Task data:

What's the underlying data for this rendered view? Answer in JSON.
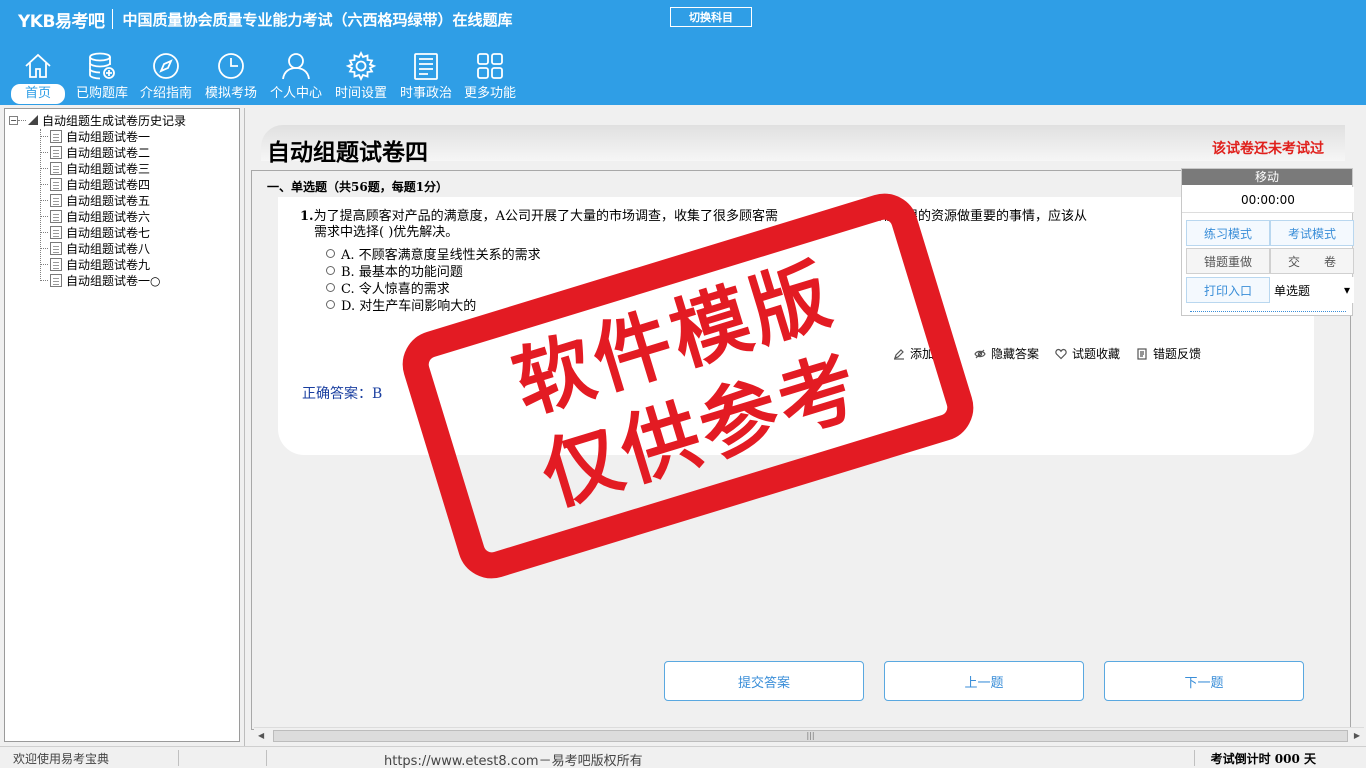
{
  "header": {
    "logo": "YKB易考吧",
    "title": "中国质量协会质量专业能力考试（六西格玛绿带）在线题库",
    "switch_subject": "切换科目"
  },
  "nav": [
    {
      "label": "首页",
      "icon": "home-icon"
    },
    {
      "label": "已购题库",
      "icon": "database-icon"
    },
    {
      "label": "介绍指南",
      "icon": "compass-icon"
    },
    {
      "label": "模拟考场",
      "icon": "clock-icon"
    },
    {
      "label": "个人中心",
      "icon": "user-icon"
    },
    {
      "label": "时间设置",
      "icon": "gear-icon"
    },
    {
      "label": "时事政治",
      "icon": "news-icon"
    },
    {
      "label": "更多功能",
      "icon": "grid-icon"
    }
  ],
  "tree": {
    "root": "自动组题生成试卷历史记录",
    "items": [
      "自动组题试卷一",
      "自动组题试卷二",
      "自动组题试卷三",
      "自动组题试卷四",
      "自动组题试卷五",
      "自动组题试卷六",
      "自动组题试卷七",
      "自动组题试卷八",
      "自动组题试卷九",
      "自动组题试卷一○"
    ]
  },
  "paper": {
    "title": "自动组题试卷四",
    "status": "该试卷还未考试过",
    "section": "一、单选题（共56题，每题1分）"
  },
  "question": {
    "number": "1.",
    "line1": "为了提高顾客对产品的满意度，A公司开展了大量的市场调查，收集了很多顾客需",
    "line1_tail": "能够利用有限的资源做重要的事情，应该从",
    "line2": "需求中选择( )优先解决。",
    "options": [
      "A. 不顾客满意度呈线性关系的需求",
      "B. 最基本的功能问题",
      "C. 令人惊喜的需求",
      "D. 对生产车间影响大的"
    ],
    "answer": "正确答案：B"
  },
  "tools": [
    "添加笔记",
    "隐藏答案",
    "试题收藏",
    "错题反馈"
  ],
  "buttons": {
    "submit": "提交答案",
    "prev": "上一题",
    "next": "下一题"
  },
  "timer": {
    "move": "移动",
    "clock": "00:00:00",
    "practice": "练习模式",
    "exam": "考试模式",
    "redo": "错题重做",
    "hand_in": "交　　卷",
    "print": "打印入口",
    "type_select": "单选题"
  },
  "watermark": {
    "line1": "软件模版",
    "line2": "仅供参考"
  },
  "status": {
    "welcome": "欢迎使用易考宝典",
    "copyright": "https://www.etest8.com－易考吧版权所有",
    "countdown": "考试倒计时 000 天"
  },
  "colors": {
    "header": "#2f9ee6",
    "accent": "#3a8ed8",
    "stamp": "#e31b23",
    "status_red": "#e0201c"
  }
}
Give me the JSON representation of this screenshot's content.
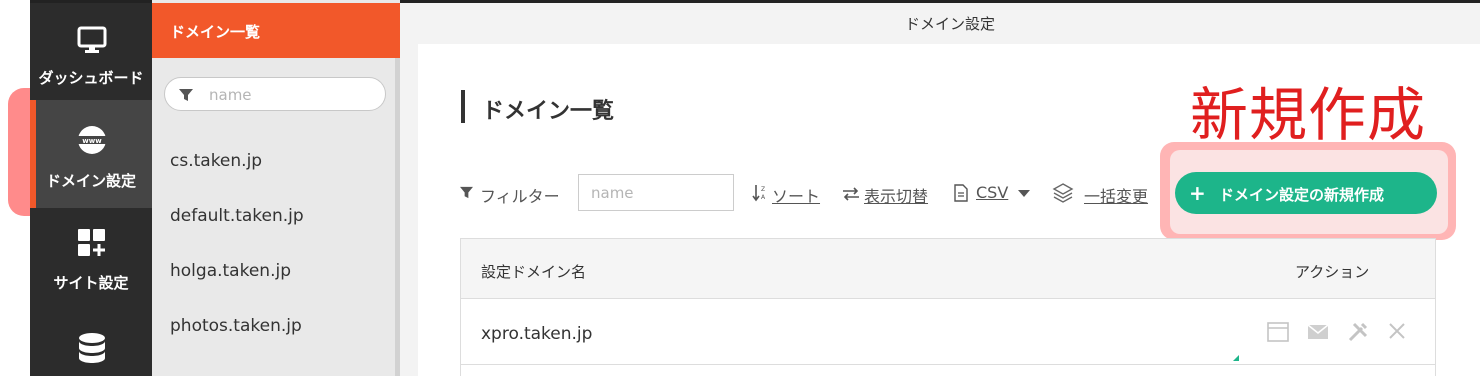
{
  "nav": {
    "items": [
      {
        "label": "ダッシュボード",
        "icon": "monitor-icon"
      },
      {
        "label": "ドメイン設定",
        "icon": "www-globe-icon"
      },
      {
        "label": "サイト設定",
        "icon": "grid-plus-icon"
      },
      {
        "label": "",
        "icon": "database-icon"
      }
    ],
    "active_index": 1
  },
  "list_panel": {
    "title": "ドメイン一覧",
    "search_placeholder": "name",
    "domains": [
      "cs.taken.jp",
      "default.taken.jp",
      "holga.taken.jp",
      "photos.taken.jp"
    ]
  },
  "topbar": {
    "title": "ドメイン設定"
  },
  "main": {
    "heading": "ドメイン一覧",
    "annotation": "新規作成",
    "toolbar": {
      "filter_label": "フィルター",
      "filter_placeholder": "name",
      "sort_label": "ソート",
      "toggle_view_label": "表示切替",
      "csv_label": "CSV",
      "bulk_edit_label": "一括変更",
      "new_button_label": "ドメイン設定の新規作成",
      "new_button_plus": "+"
    },
    "table": {
      "columns": [
        "設定ドメイン名",
        "アクション"
      ],
      "rows": [
        {
          "name": "xpro.taken.jp"
        }
      ]
    }
  },
  "colors": {
    "accent_orange": "#f2582a",
    "accent_green": "#1db58a",
    "annotation_red": "#e01f1f",
    "nav_bg": "#2c2c2c"
  }
}
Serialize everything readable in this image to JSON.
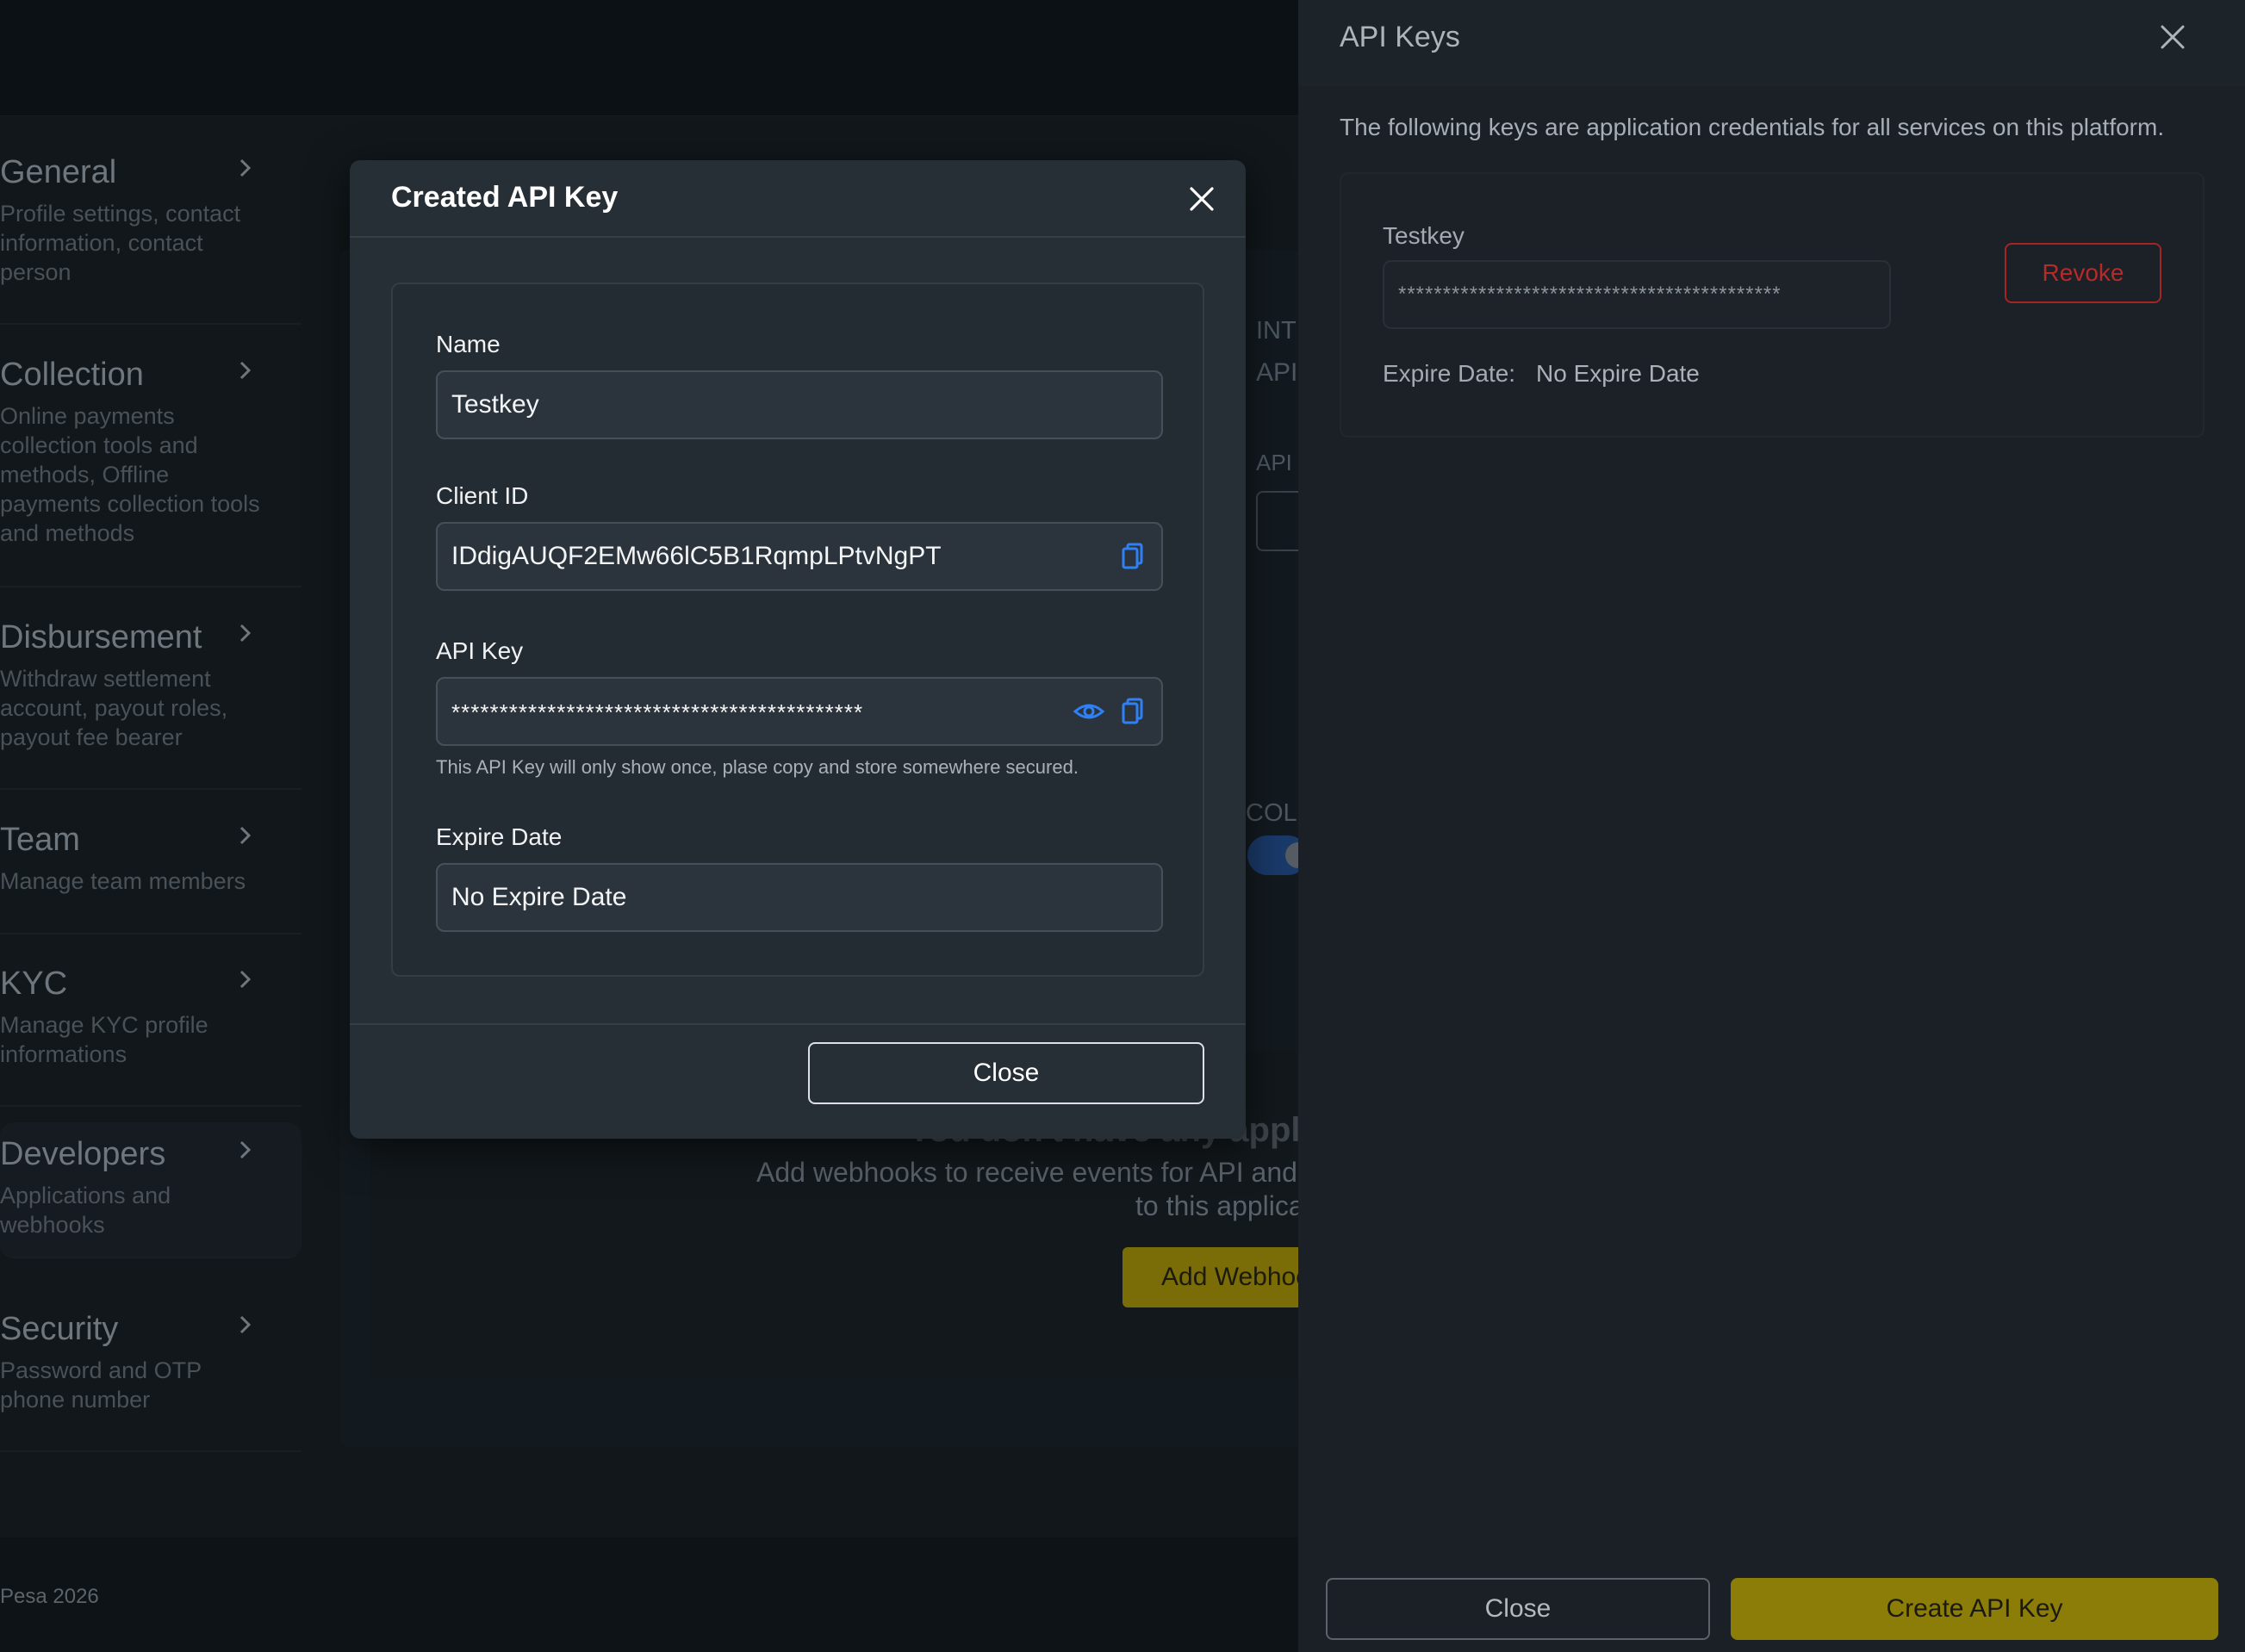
{
  "sidebar": {
    "items": [
      {
        "title": "General",
        "desc": "Profile settings, contact information, contact person"
      },
      {
        "title": "Collection",
        "desc": "Online payments collection tools and methods, Offline payments collection tools and methods"
      },
      {
        "title": "Disbursement",
        "desc": "Withdraw settlement account, payout roles, payout fee bearer"
      },
      {
        "title": "Team",
        "desc": "Manage team members"
      },
      {
        "title": "KYC",
        "desc": "Manage KYC profile informations"
      },
      {
        "title": "Developers",
        "desc": "Applications and webhooks"
      },
      {
        "title": "Security",
        "desc": "Password and OTP phone number"
      }
    ]
  },
  "footer": {
    "text": "Pesa 2026"
  },
  "background": {
    "frag_int": "INT",
    "frag_api1": "API",
    "frag_api2": "API",
    "frag_col": "COL",
    "empty_title": "You don't have any applica",
    "empty_desc_line1": "Add webhooks to receive events for API and",
    "empty_desc_line2": "to this applica",
    "add_webhook_label": "Add Webhoo"
  },
  "modal": {
    "title": "Created API Key",
    "name_label": "Name",
    "name_value": "Testkey",
    "client_id_label": "Client ID",
    "client_id_value": "IDdigAUQF2EMw66lC5B1RqmpLPtvNgPT",
    "api_key_label": "API Key",
    "api_key_value": "*******************************************",
    "api_key_helper": "This API Key will only show once, plase copy and store somewhere secured.",
    "expire_label": "Expire Date",
    "expire_value": "No Expire Date",
    "close_label": "Close"
  },
  "drawer": {
    "title": "API Keys",
    "description": "The following keys are application credentials for all services on this platform.",
    "key": {
      "name": "Testkey",
      "masked": "*******************************************",
      "revoke_label": "Revoke",
      "expire_label": "Expire Date:",
      "expire_value": "No Expire Date"
    },
    "close_label": "Close",
    "create_label": "Create API Key"
  },
  "colors": {
    "accent_blue": "#2f7ff5",
    "create_button": "#8b7d08",
    "revoke_red": "#b52a2a"
  }
}
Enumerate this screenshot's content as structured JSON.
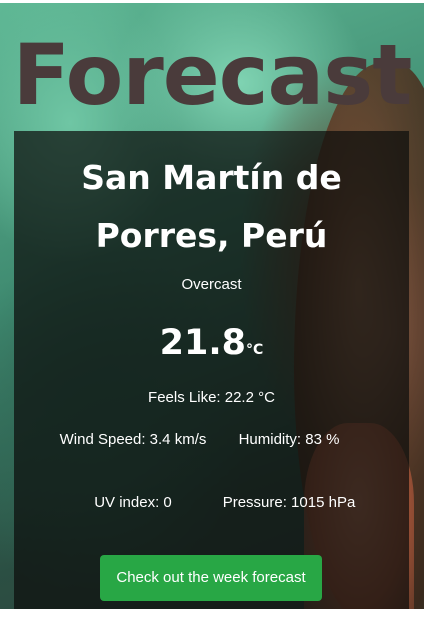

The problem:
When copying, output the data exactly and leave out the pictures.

Solved exercise:
What's the underlying data for this rendered view? Answer in JSON.
{
  "header": {
    "logo": "YKB易考吧",
    "title": "中国质量协会质量专业能力考试（六西格玛绿带）在线题库",
    "switch_subject": "切换科目"
  },
  "nav": [
    {
      "label": "首页",
      "icon": "home-icon"
    },
    {
      "label": "已购题库",
      "icon": "database-icon"
    },
    {
      "label": "介绍指南",
      "icon": "compass-icon"
    },
    {
      "label": "模拟考场",
      "icon": "clock-icon"
    },
    {
      "label": "个人中心",
      "icon": "user-icon"
    },
    {
      "label": "时间设置",
      "icon": "gear-icon"
    },
    {
      "label": "时事政治",
      "icon": "news-icon"
    },
    {
      "label": "更多功能",
      "icon": "grid-icon"
    }
  ],
  "tree": {
    "root": "自动组题生成试卷历史记录",
    "items": [
      "自动组题试卷一",
      "自动组题试卷二",
      "自动组题试卷三",
      "自动组题试卷四",
      "自动组题试卷五",
      "自动组题试卷六",
      "自动组题试卷七",
      "自动组题试卷八",
      "自动组题试卷九",
      "自动组题试卷一○"
    ]
  },
  "paper": {
    "title": "自动组题试卷四",
    "status": "该试卷还未考试过",
    "section": "一、单选题（共56题，每题1分）"
  },
  "question": {
    "number": "1.",
    "line1": "为了提高顾客对产品的满意度，A公司开展了大量的市场调查，收集了很多顾客需",
    "line1_tail": "能够利用有限的资源做重要的事情，应该从",
    "line2": "需求中选择( )优先解决。",
    "options": [
      "A. 不顾客满意度呈线性关系的需求",
      "B. 最基本的功能问题",
      "C. 令人惊喜的需求",
      "D. 对生产车间影响大的"
    ],
    "answer": "正确答案：B"
  },
  "tools": [
    "添加笔记",
    "隐藏答案",
    "试题收藏",
    "错题反馈"
  ],
  "buttons": {
    "submit": "提交答案",
    "prev": "上一题",
    "next": "下一题"
  },
  "timer": {
    "move": "移动",
    "clock": "00:00:00",
    "practice": "练习模式",
    "exam": "考试模式",
    "redo": "错题重做",
    "hand_in": "交　　卷",
    "print": "打印入口",
    "type_select": "单选题"
  },
  "watermark": {
    "line1": "软件模版",
    "line2": "仅供参考"
  },
  "status": {
    "welcome": "欢迎使用易考宝典",
    "copyright": "https://www.etest8.com－易考吧版权所有",
    "countdown": "考试倒计时 000 天"
  },
  "colors": {
    "header": "#2f9ee6",
    "accent": "#3a8ed8",
    "stamp": "#e31b23",
    "status_red": "#e0201c"
  }
}
Give me the JSON representation of this screenshot's content.
{
  "nav": {
    "items": [
      {
        "label": "ダッシュボード",
        "icon": "monitor-icon"
      },
      {
        "label": "ドメイン設定",
        "icon": "www-globe-icon"
      },
      {
        "label": "サイト設定",
        "icon": "grid-plus-icon"
      },
      {
        "label": "",
        "icon": "database-icon"
      }
    ],
    "active_index": 1
  },
  "list_panel": {
    "title": "ドメイン一覧",
    "search_placeholder": "name",
    "domains": [
      "cs.taken.jp",
      "default.taken.jp",
      "holga.taken.jp",
      "photos.taken.jp"
    ]
  },
  "topbar": {
    "title": "ドメイン設定"
  },
  "main": {
    "heading": "ドメイン一覧",
    "annotation": "新規作成",
    "toolbar": {
      "filter_label": "フィルター",
      "filter_placeholder": "name",
      "sort_label": "ソート",
      "toggle_view_label": "表示切替",
      "csv_label": "CSV",
      "bulk_edit_label": "一括変更",
      "new_button_label": "ドメイン設定の新規作成",
      "new_button_plus": "+"
    },
    "table": {
      "columns": [
        "設定ドメイン名",
        "アクション"
      ],
      "rows": [
        {
          "name": "xpro.taken.jp"
        }
      ]
    }
  },
  "colors": {
    "accent_orange": "#f2582a",
    "accent_green": "#1db58a",
    "annotation_red": "#e01f1f",
    "nav_bg": "#2c2c2c"
  }
}
Serialize everything readable in this image to JSON.
{
  "sidebar": {
    "items": [
      {
        "title": "General",
        "desc": "Profile settings, contact information, contact person"
      },
      {
        "title": "Collection",
        "desc": "Online payments collection tools and methods, Offline payments collection tools and methods"
      },
      {
        "title": "Disbursement",
        "desc": "Withdraw settlement account, payout roles, payout fee bearer"
      },
      {
        "title": "Team",
        "desc": "Manage team members"
      },
      {
        "title": "KYC",
        "desc": "Manage KYC profile informations"
      },
      {
        "title": "Developers",
        "desc": "Applications and webhooks"
      },
      {
        "title": "Security",
        "desc": "Password and OTP phone number"
      }
    ]
  },
  "footer": {
    "text": "Pesa 2026"
  },
  "background": {
    "frag_int": "INT",
    "frag_api1": "API",
    "frag_api2": "API",
    "frag_col": "COL",
    "empty_title": "You don't have any applica",
    "empty_desc_line1": "Add webhooks to receive events for API and",
    "empty_desc_line2": "to this applica",
    "add_webhook_label": "Add Webhoo"
  },
  "modal": {
    "title": "Created API Key",
    "name_label": "Name",
    "name_value": "Testkey",
    "client_id_label": "Client ID",
    "client_id_value": "IDdigAUQF2EMw66lC5B1RqmpLPtvNgPT",
    "api_key_label": "API Key",
    "api_key_value": "*******************************************",
    "api_key_helper": "This API Key will only show once, plase copy and store somewhere secured.",
    "expire_label": "Expire Date",
    "expire_value": "No Expire Date",
    "close_label": "Close"
  },
  "drawer": {
    "title": "API Keys",
    "description": "The following keys are application credentials for all services on this platform.",
    "key": {
      "name": "Testkey",
      "masked": "*******************************************",
      "revoke_label": "Revoke",
      "expire_label": "Expire Date:",
      "expire_value": "No Expire Date"
    },
    "close_label": "Close",
    "create_label": "Create API Key"
  },
  "colors": {
    "accent_blue": "#2f7ff5",
    "create_button": "#8b7d08",
    "revoke_red": "#b52a2a"
  }
}
Enumerate this screenshot's content as structured JSON.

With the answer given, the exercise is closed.